* _Task to carry out_:
Pull every line with the word "estimated" out of the entries below.

*** Exercise material Section Begins ***

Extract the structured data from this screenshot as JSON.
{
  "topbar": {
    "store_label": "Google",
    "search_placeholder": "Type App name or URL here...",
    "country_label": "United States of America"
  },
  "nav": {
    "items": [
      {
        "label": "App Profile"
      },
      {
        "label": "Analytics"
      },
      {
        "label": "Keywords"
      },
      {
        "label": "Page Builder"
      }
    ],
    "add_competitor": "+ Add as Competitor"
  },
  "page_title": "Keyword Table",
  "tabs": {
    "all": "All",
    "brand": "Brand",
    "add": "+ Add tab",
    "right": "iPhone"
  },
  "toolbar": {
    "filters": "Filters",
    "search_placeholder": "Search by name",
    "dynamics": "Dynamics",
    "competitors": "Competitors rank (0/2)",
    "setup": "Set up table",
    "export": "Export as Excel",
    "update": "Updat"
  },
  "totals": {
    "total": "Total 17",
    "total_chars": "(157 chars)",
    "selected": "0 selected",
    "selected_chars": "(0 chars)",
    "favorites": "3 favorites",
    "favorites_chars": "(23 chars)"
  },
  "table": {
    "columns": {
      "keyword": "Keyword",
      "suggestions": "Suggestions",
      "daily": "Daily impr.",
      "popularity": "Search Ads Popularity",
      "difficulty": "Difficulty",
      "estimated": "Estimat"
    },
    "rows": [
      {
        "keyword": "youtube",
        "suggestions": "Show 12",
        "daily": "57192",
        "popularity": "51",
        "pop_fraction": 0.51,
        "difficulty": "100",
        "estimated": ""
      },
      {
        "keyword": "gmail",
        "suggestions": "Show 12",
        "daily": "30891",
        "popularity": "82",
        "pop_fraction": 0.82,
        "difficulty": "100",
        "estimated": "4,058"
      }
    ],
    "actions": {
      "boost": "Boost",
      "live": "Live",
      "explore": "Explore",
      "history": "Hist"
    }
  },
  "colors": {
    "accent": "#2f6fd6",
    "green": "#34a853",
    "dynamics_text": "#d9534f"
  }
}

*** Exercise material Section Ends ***

* _Response for this exercise_:
      "estimated": "Estimat"
        "estimated": ""
        "estimated": "4,058"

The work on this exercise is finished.